The sitting has been adjourned until Tuesday 29th January, 2013, at which time at least three other parliamentarians are expected to make their presentations before Attorney General, in whose name the Bill resides, makes his closing statements, before the Bill is put to the much awaited vote.
It was however a long day of presentations packed with passionate pleas from both sides; the government and opposition. The government appears to be sticking to its guns that its actions to increase the number of senators from 3 to 6 are justified. However the opposition worked hard in their debate to punch holes in the arguments advanced by the “ruling benches”.
The main theme throughout from opposition members focused on the untimely introduction of more government expenditure, given the harsh financial strain being experienced by the people in the country.
The rationale that the senators are needed because the workload of government ministers has increased was rejected by the opposition who pointed out that since the prime minister claims that the three extra senators will not be made ministers of government, it is not possible for them to ease the burden of ministers by sharing or assuming some of the responsibilities.
Senators who are not members of Cabinet (do not have a ministry or ministries), are usually persons who continue to work either in the public or private sector in their regular jobs, attending parliament only to participate in the debates.
Following Tuesday night’s debate, it was difficult not to be riveted by the presentations of two top government ministers, Sam Condor and Dr. Timothy Harris, who both spoke out against the Bill being brought to the Assembly by their own government.
In a passionate defence of his loyalty to the Labour Party and the Labour Movement, Condor, who is the Deputy Prime Minister, and Deputy Leader of the party, chastised anyone who has attempted to question his devotion to the cause of labour as espoused by Robert Bradshaw, Paul Southwell and Joseph N France.
He reminded his audience within and without the Assembly that he has been a staunch Labourite since his youth and he has followed in the footsteps of his mother, who in her own right, was a champion of that shared cause of labour back in the 1970s.
Condor must have been close to tears when he spoke so eloquently and passionately about his mother; relating how in the 1975 elections, though on her sick bed, and against the advice of doctors and her family, she insisted on being taken to the polls to vote for Robert Bradshaw.
Her argument was, explained Condor, that she was voting not only for her, but her children and grandchildren, including those unborn.
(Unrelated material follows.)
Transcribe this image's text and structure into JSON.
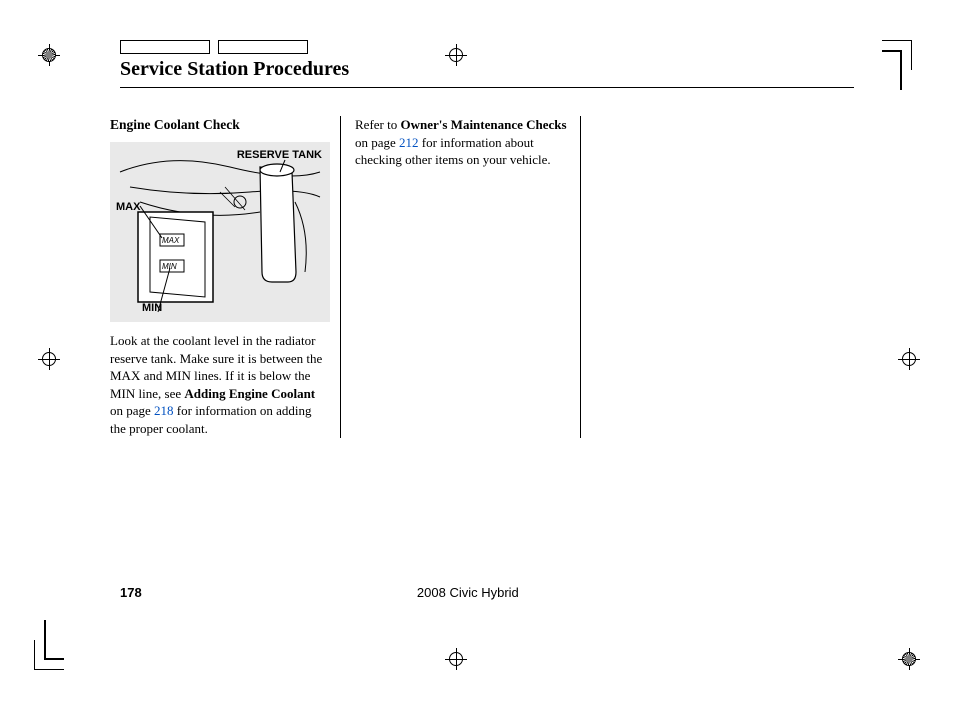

The Deputy Prime Minister and until recently, Leader of government business in the Assembly, indicated however that he cannot support the proposed Bill because the reasons being advanced for its introduction are unacceptable and faulty. He said the country cannot afford such unwarranted expense at a time of great financial difficulty.
When the sitting resumes on 29th January, presentations are to be expected from Dr. Denzil Douglas, Prime Minister, Opposition Leader Mark Brantley and Member for Number 4, Glenn Phillip.